Sunday, August 11, 2019
Today's Heathen Science versus Christianity
We have a human development of a heathen nature — natural science is still heathen — and a human development of a Christian nature. In our day many have the tendency to prevent these two streams, which have met on Earth in order to work together, from coming together.

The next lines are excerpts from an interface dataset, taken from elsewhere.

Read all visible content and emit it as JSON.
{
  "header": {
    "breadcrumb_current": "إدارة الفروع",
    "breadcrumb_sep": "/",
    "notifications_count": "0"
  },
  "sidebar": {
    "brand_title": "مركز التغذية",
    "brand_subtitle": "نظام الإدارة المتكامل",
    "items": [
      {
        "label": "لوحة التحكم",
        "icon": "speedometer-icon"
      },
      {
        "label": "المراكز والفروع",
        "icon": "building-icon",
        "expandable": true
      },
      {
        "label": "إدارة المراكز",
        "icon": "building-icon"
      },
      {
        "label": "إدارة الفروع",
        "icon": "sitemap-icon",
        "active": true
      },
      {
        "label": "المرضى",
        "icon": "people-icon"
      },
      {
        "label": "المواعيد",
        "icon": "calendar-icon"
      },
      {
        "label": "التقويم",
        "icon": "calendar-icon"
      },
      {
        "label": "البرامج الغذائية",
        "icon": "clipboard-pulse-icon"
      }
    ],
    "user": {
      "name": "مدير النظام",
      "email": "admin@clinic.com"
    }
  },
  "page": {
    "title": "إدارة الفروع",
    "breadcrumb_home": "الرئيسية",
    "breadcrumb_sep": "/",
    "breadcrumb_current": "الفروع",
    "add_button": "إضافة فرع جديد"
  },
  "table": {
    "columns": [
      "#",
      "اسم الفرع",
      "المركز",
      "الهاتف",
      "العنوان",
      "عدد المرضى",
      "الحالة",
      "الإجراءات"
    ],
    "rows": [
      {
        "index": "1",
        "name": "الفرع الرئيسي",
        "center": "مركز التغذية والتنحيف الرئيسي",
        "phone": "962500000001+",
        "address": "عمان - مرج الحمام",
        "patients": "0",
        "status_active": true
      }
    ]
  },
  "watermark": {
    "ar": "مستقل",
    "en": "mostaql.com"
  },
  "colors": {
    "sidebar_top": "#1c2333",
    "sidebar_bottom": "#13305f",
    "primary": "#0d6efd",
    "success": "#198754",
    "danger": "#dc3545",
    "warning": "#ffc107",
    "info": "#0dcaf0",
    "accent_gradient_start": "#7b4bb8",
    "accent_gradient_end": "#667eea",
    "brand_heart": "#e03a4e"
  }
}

Consider for instance, how the whole purport of a book such as that of Traub [*Rudolf Steiner als Philosoph und Theosoph, by Friedrich Traub, Tubingen, 1919.] — the rest of the book has no meaning without this — consists in the assertion: ‘Yes, Dr. Steiner wishes to unite the two streams, heathen and Christian. We will not let that happen. We want natural science to remain heathen, so that there may be no necessity to bring about anything in Christendom which may reconcile it with natural science.’ Of course, if Natural Science is allowed to be heathen, Christianity cannot unite with it. Then it can be said: ‘Natural Science is carried on externally, materialistically; Christendom is founded on faith. The two must not be reconciled.’ Christ, however, truly did not appear on Earth in order that side by side with his Impulses the heathen impulse should increase in power; He came to permeate the heathen impulse. The task of the present time is to unite what man would keep asunder — Knowledge and Faith — and this must come to pass. Therefore attention must be drawn to such things, as I have done in one of my recent public lectures. On the one side the Church has reached the conclusion that Cosmology is not to be admitted into Christology, and on the other hand a Cosmology is reached by the principle of the indestructibility of matter and force. [*The word “force” on this page is generally rendered “Energy” in English scientific writing (Indestructibility of Matter and Energy).] But if matter and force are regarded as indestructible and eternal, it leads to the treading under foot of all ideals. And then Christianity too is meaningless. Only when what constitutes matter and its laws is regarded as a transitory phenomenon, and when the Christ-Impulse becomes a seed of what will exist when matter and force no longer rule as they do now according to law but have died away, then alone will Christianity, and then alone will ethical ideals and human worth, have a true meaning. There are two great antitheses: The one arising from the final logical conclusion of heathenism — ‘Matter and Force are immortal’, and the other arising from Christianity — ‘Heaven and Earth shall pass away, but My words shall not pass away.’
These are the two greatest contrasts which can be expressed in a concept of the world, and our age has indeed every need not to be confused about such things, but with a mind awake, earnestly to look at what must be attained as a right concept of the world, in which moral human value and the Christian Impulse in the evolution of the world are not lost sight of in the illusion of indestructible matter and indestructible force.